Passion is essential for dancing. It is why a red drapery wraps the two lovers. Red has always been considered the opposite of black, and white came to form the medieval triad. Even today, the colour represents love, passion, sensuality and vitality. And it is passionate love that drives us to let ourselves go body and soul with the person we desire, to the point of dying for them.
2. Gola Hundun, via Mercato n°9
In Gola Hundun's work, the protagonist is natural freedom. This passion permeates Francesca when she decides to choose whom to love. A transposition between the force of nature and Francesca's power.
The passion of a woman who chooses and, in doing so, breaks the mould and social "constraints". The artist represents Francesca as a forest that grows wild and reappropriates what would already be hers by nature.
3. Finnano Fenno, via Mercato n°34
On the first wall of the middle school, the artist Carlo Giardina, alias Finnano Fenno, plays with optical effects and creates an interactive artwork.
Using anaglyph glasses with red and blue lenses, visitors can read the sentence "Amor che Nullo Amato Amar Perdona". The famous verse said by Francesca in the Divine Comedy.
Each letter of the inscription represents a symbol of their love story: hell, woman, freedom, Gianciotto's knife, a kiss, tears, sin, the castle of Gradara, emancipation and others.
4. Andreco, Parete SP 47
Andreco's work is on Provincial Road 47, at the junction with Via Cattolica. The result takes inspiration from the fifth canto of Dante's Inferno of the Divine Comedy, dedicated to the lustful.
Paolo and Francesca are like two clouds flying close together. The cloud symbolises freedom, and while all the other clouds follow a precise direction, they emerge from the wake. The painting pays homage to actions driven by passion and the desire for freedom.
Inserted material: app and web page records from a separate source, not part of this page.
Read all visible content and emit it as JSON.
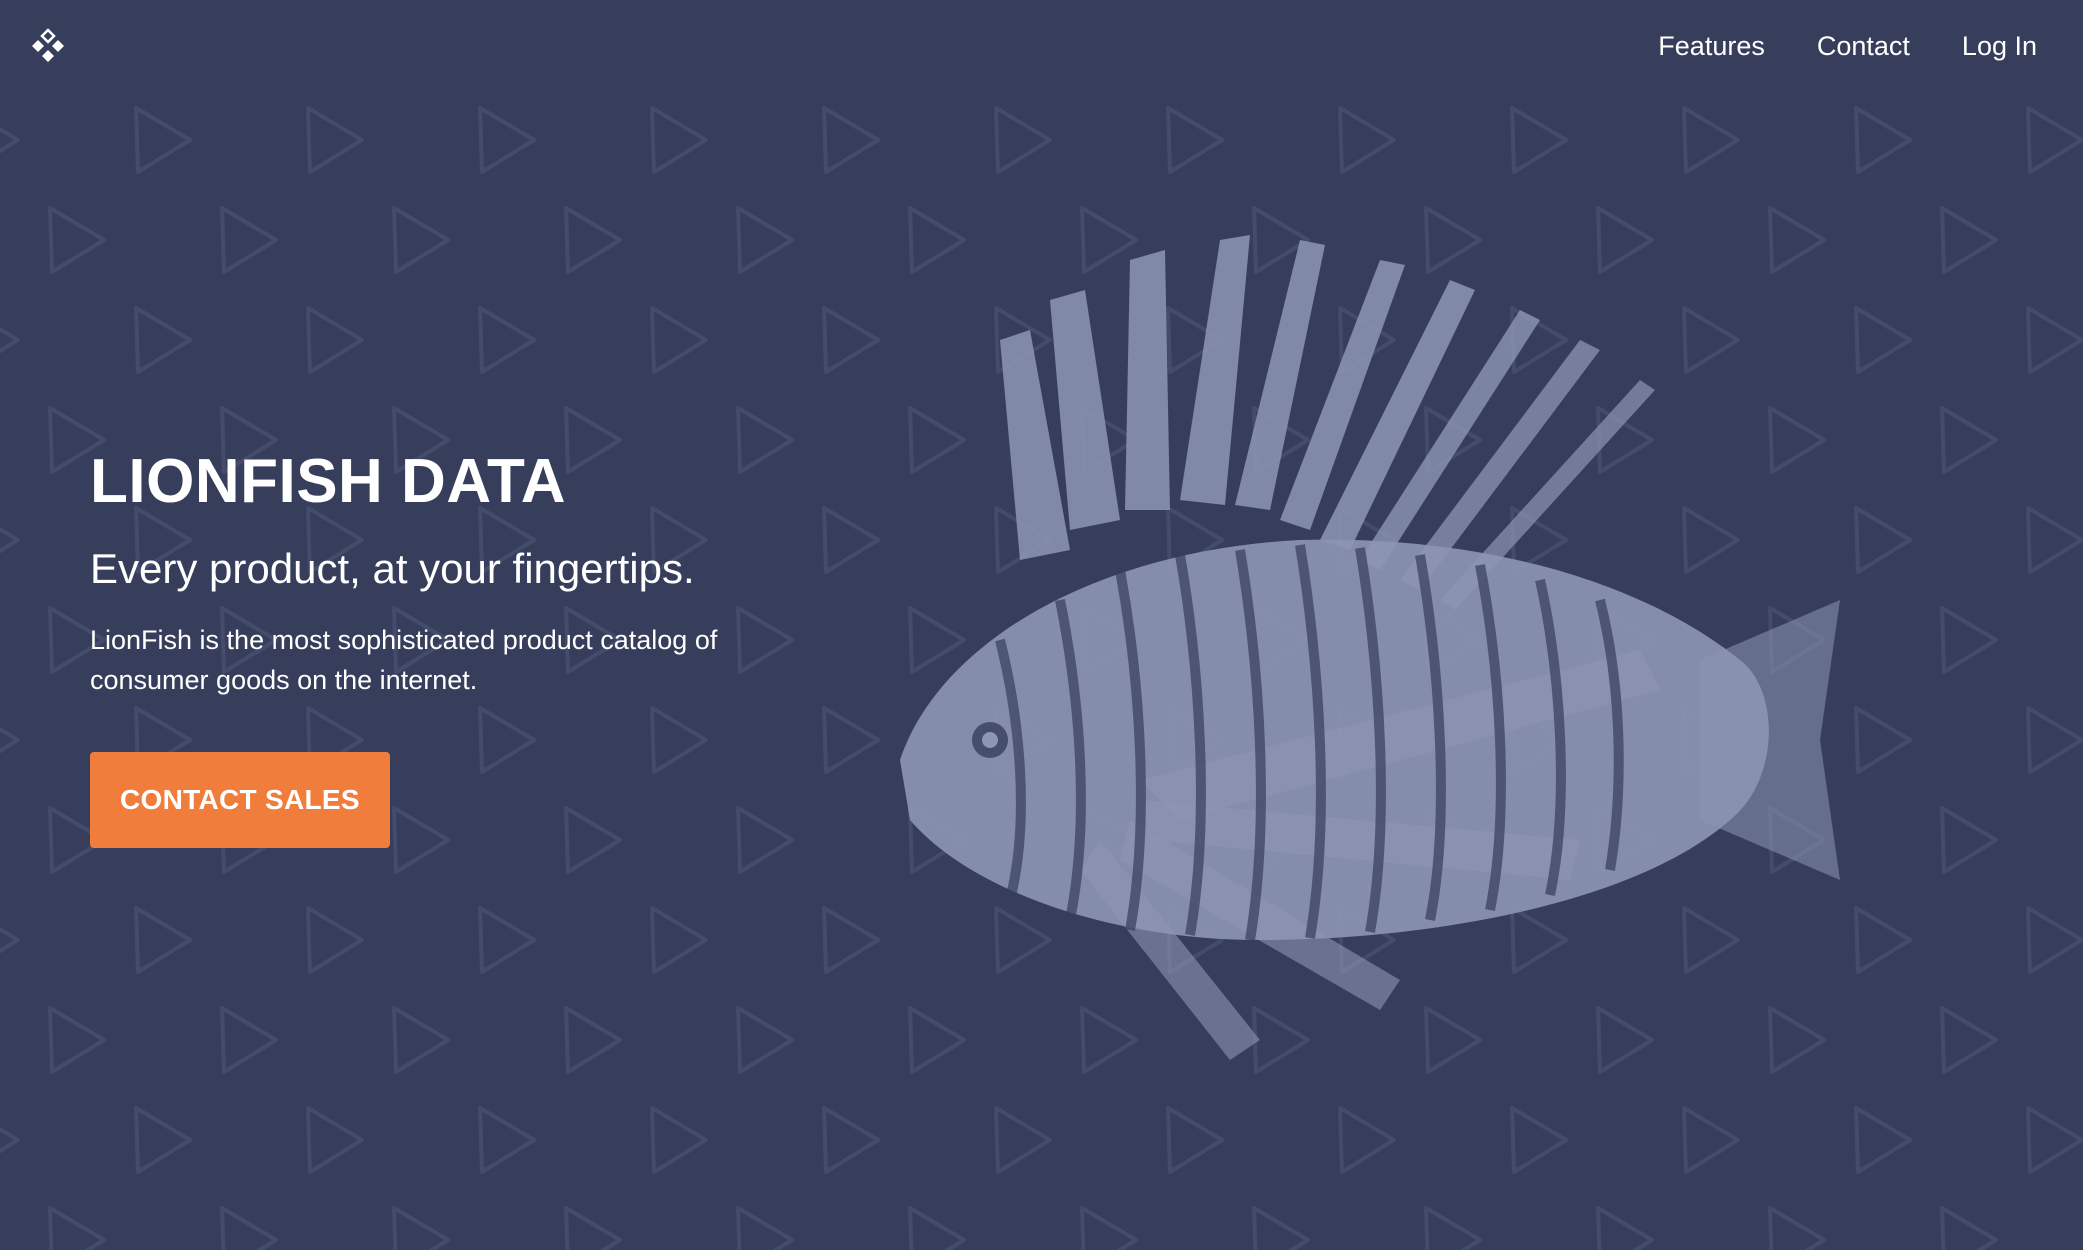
{
  "header": {
    "logo_icon": "diamond-cluster-logo-icon",
    "nav": {
      "features": "Features",
      "contact": "Contact",
      "login": "Log In"
    }
  },
  "hero": {
    "title": "LIONFISH DATA",
    "subtitle": "Every product, at your fingertips.",
    "description": "LionFish is the most sophisticated product catalog of consumer goods on the internet.",
    "cta_label": "CONTACT SALES",
    "illustration": "lionfish-illustration"
  },
  "colors": {
    "background": "#363e5b",
    "accent": "#f07d3b",
    "text": "#ffffff",
    "pattern": "#3f4866",
    "fish": "#8d96b3"
  }
}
But there are also many other symbolic elements in work: the Alpha representing the motion of the clouds; the letters P and F representing the initials of the two lovers but also Potere (Power) and Forza (Strength); the letter A standing for Andreco, Amore (Love) and Anarchia (Anarchy); the Rho indicating the physical density linked to the solid-state of the rocks and the gaseous state of the clouds.
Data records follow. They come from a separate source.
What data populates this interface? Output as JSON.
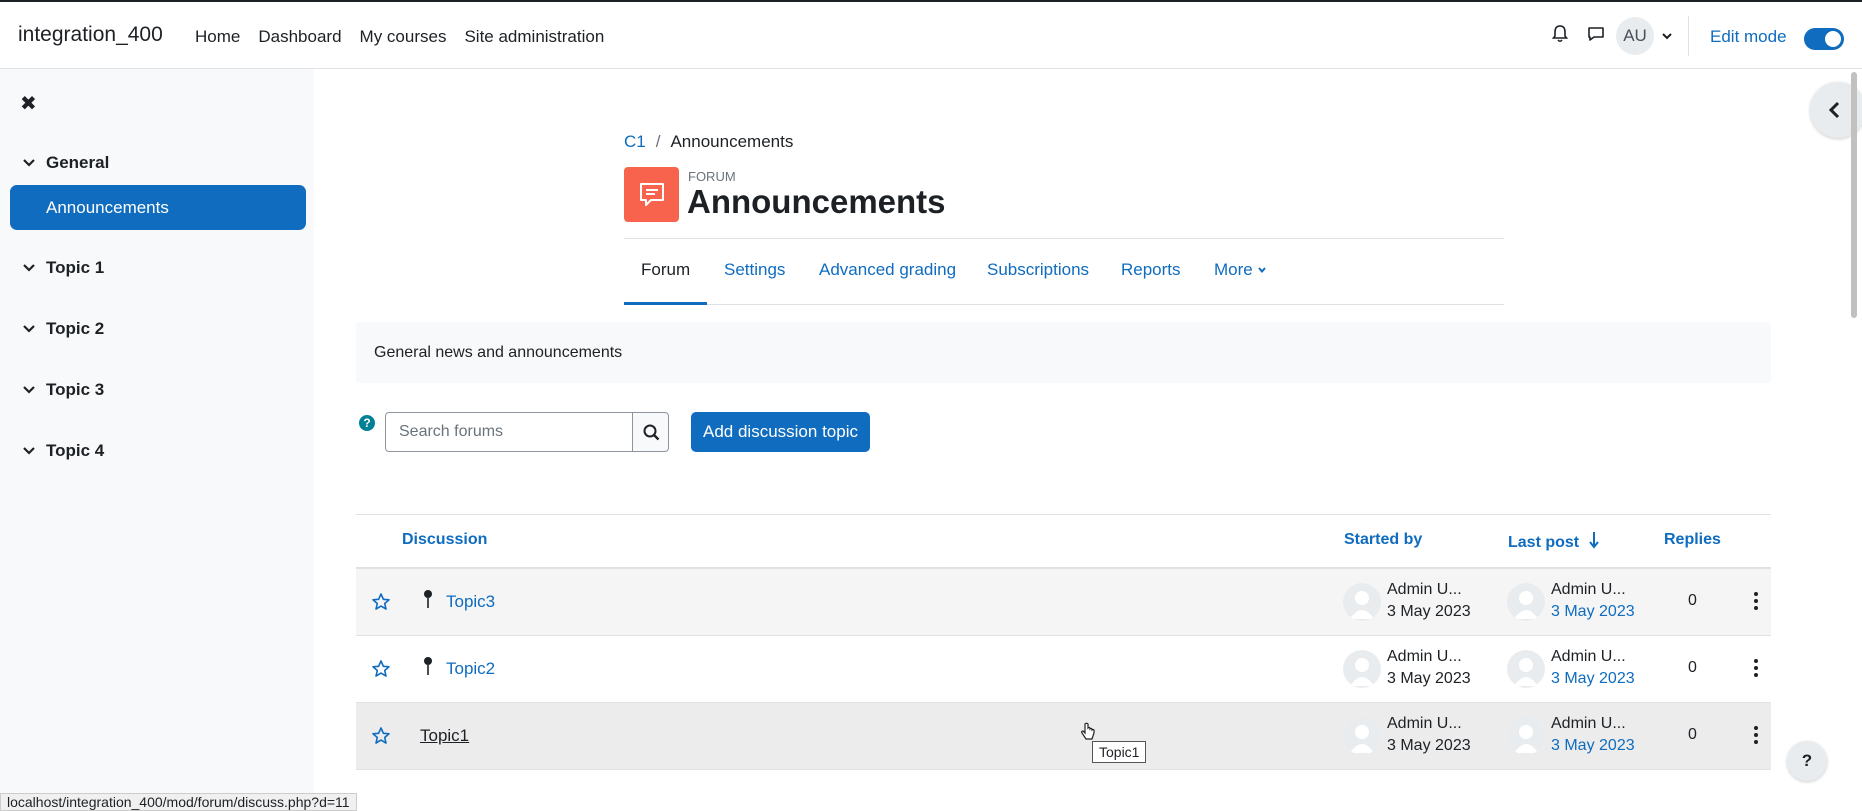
{
  "site": {
    "name": "integration_400"
  },
  "primary_nav": [
    "Home",
    "Dashboard",
    "My courses",
    "Site administration"
  ],
  "user": {
    "initials": "AU"
  },
  "edit_mode": {
    "label": "Edit mode",
    "on": true
  },
  "drawer": {
    "sections": [
      {
        "label": "General",
        "items": [
          "Announcements"
        ]
      },
      {
        "label": "Topic 1"
      },
      {
        "label": "Topic 2"
      },
      {
        "label": "Topic 3"
      },
      {
        "label": "Topic 4"
      }
    ],
    "active_item": "Announcements"
  },
  "breadcrumb": [
    "C1",
    "Announcements"
  ],
  "page": {
    "module_type": "FORUM",
    "title": "Announcements"
  },
  "secondary_nav": {
    "items": [
      "Forum",
      "Settings",
      "Advanced grading",
      "Subscriptions",
      "Reports",
      "More"
    ],
    "active": "Forum"
  },
  "intro": "General news and announcements",
  "search": {
    "placeholder": "Search forums",
    "help": "?"
  },
  "add_button": "Add discussion topic",
  "table": {
    "headers": {
      "discussion": "Discussion",
      "started_by": "Started by",
      "last_post": "Last post",
      "replies": "Replies"
    },
    "rows": [
      {
        "title": "Topic3",
        "pinned": true,
        "started_by": "Admin U...",
        "started_date": "3 May 2023",
        "last_by": "Admin U...",
        "last_date": "3 May 2023",
        "replies": "0"
      },
      {
        "title": "Topic2",
        "pinned": true,
        "started_by": "Admin U...",
        "started_date": "3 May 2023",
        "last_by": "Admin U...",
        "last_date": "3 May 2023",
        "replies": "0"
      },
      {
        "title": "Topic1",
        "pinned": false,
        "started_by": "Admin U...",
        "started_date": "3 May 2023",
        "last_by": "Admin U...",
        "last_date": "3 May 2023",
        "replies": "0"
      }
    ]
  },
  "tooltip": "Topic1",
  "status_url": "localhost/integration_400/mod/forum/discuss.php?d=11",
  "help_bubble": "?",
  "colors": {
    "primary": "#0f6cbf",
    "forum_icon": "#f7634d",
    "help": "#008196"
  }
}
5. Tellas, Roundabout in via Tavullia / SP 39
Tellas' work is in the retaining wall at the roundabout intersection of Via Tavullia and Via S. D'Acquisto. Francesca is symbolically on the shape of the native elderberry plant.
This plant is the protagonist of several stories. The elder symbolises betrayal - it is said to have been the plant from which Judas hanged himself - but at the same time, it represents spiritual elevation and purification.
For Tellas, Francesca enjoys the same duality: a woman who betrays but loves and, thanks to this, redeems herself and rises to pure love.
6. Burla, Torretta Enel (via Raffaello Sanzio, Fanano)
Burla's work is located in Fanano, a hamlet of Gradara, on the Enel tower between Via Raffaello Sanzio and Via Caravaggio. Painted on all four sides of the tower, the artist offers us a version of Francesca as a heroine, self-confident and ready to defend herself and her beloved. She wields a sword and wears a suffragette hat on her head to emphasise her freedom of choice.
On one side of the turret is the inscription "Fight for your rights". There is a castle symbol of construction, norm and form on the back, shaken by a fuchsia tree growing inside it—a sign of girl power that shakes everything up and changes the shape of things.
The Gradara Innova tourist information centre has kindly provided information and photos on the works.
Did you like this? Let us know